Later, Gilligan vigorously resisted readings of her work that posit care ethics as relating to gender more than theme, and even established the harmony of care and justice ethics (1986), but she never fully abandoned her thesis of an association between women and relational ethics. She further developed the idea of two distinct moral “voices”, and their relationship to gender in Mapping the Moral Domain: A Contribution of Women’s Thinking to Psychological Theory and Education (Gilligan, Ward, and Taylor, 1988), a collection of essays that traced the predominance of the “justice perspective” within the fields of psychology and education, and the implications of the excluded “care perspective”. In Making Connections: The Relational Worlds of Adolescent Girls at Emma Willard School, Gilligan and her co-editors argued that the time between the ages of eleven and sixteen is crucial to girls’ formation of identity, being the time when girls learn to silence their inner moral intuitions in favor of more rule bound interpretations of moral reasoning (Gilligan, Lyons, and Hamner, 1990, 3). Gilligan found that in adulthood women are encouraged to resolve the crises of adolescence by excluding themselves or others, that is, by being good/responsive, or by being selfish/independent. As a result, women’s adolescent voices of resistance become silent, and they experience a dislocation of self, mind, and body, which may be reflected in eating disorders, low leadership aspiration, and self-effacing sexual choices. Gilligan also expanded her ideas in a number of articles and reports (Gilligan, 1979; 1980; 1982; 1987).
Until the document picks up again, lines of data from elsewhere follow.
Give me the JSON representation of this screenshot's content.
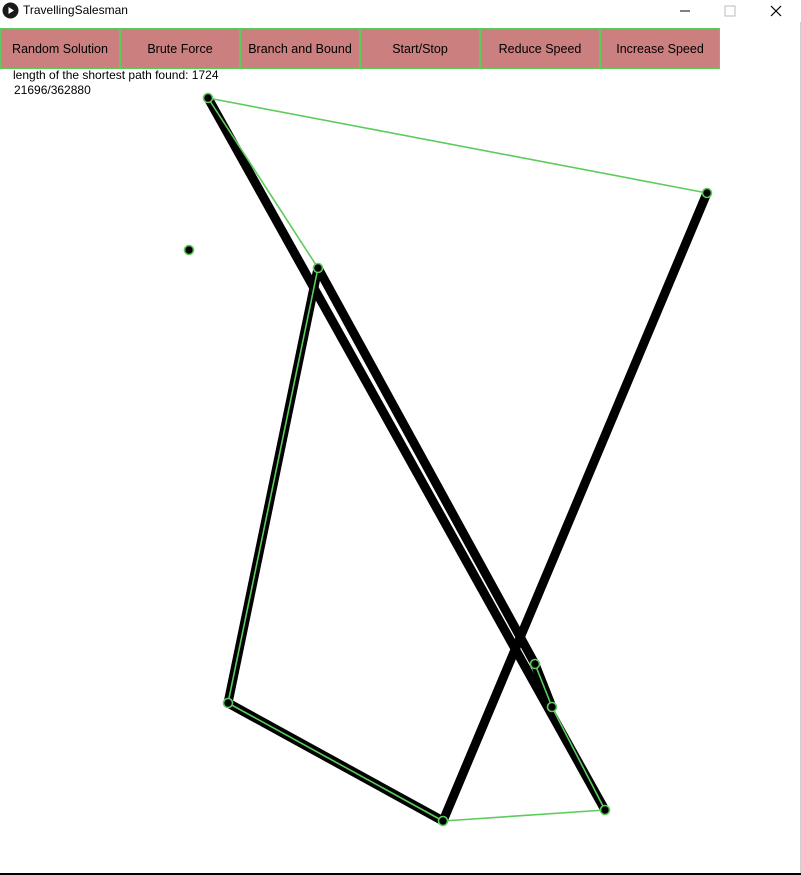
{
  "window": {
    "title": "TravellingSalesman",
    "icon": "play-icon",
    "controls": [
      "minimize-icon",
      "maximize-icon",
      "close-icon"
    ]
  },
  "toolbar": {
    "buttons": [
      {
        "label": "Random Solution"
      },
      {
        "label": "Brute Force"
      },
      {
        "label": "Branch and Bound"
      },
      {
        "label": "Start/Stop"
      },
      {
        "label": "Reduce Speed"
      },
      {
        "label": "Increase Speed"
      }
    ]
  },
  "info": {
    "shortest_path_label": "length of the shortest path found: 1724",
    "progress_label": "21696/362880"
  },
  "colors": {
    "button_fill": "#cb7f7f",
    "button_border": "#5ccc5c",
    "best_path": "#5ccc5c",
    "current_path": "#000000",
    "city_fill": "#000000",
    "city_stroke": "#5ccc5c"
  }
}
Green B (2012) Applying Feminist Ethics of Care to Nursing Practice. J Nurs Care 1:111.
Carol Gilligan, In a Different Voice (Ca mbridge, Mass.: Harvard University Press, 1982). 3. Carol Gilligan, “Moral Orientation and Moral Development,” in Eva Feder Kittay and Diana T. Meyers, eds., Women and Moral Theory (Totowa, N.J.: Rowman ; Littlefield, 1987), 25. 4. Ibid. 5. Carol Gilligan, In a Different Voice (Ca mbridge, Mass.: Harvard University Press, 1982), 7. Quoting Freud.
Gilligan and Kohlberg: Implications for Moral Theory Author(s): Lawrence A. Blum Source: Ethics, Vol. 98, No. 3 (Apr., 1988), pp. 472-491 Published by: The University of Chicago Press Stable URL: http://www.jstor.org/stable/2380962 Accessed: 14/02/2009 23:01
Dr. C. George Boeree Personality theories: ERIK ERIKSON Psychology Department Shippensburg University Original E-Text-Site: http://www.ship.edu/%7Ecgboeree/perscontents.html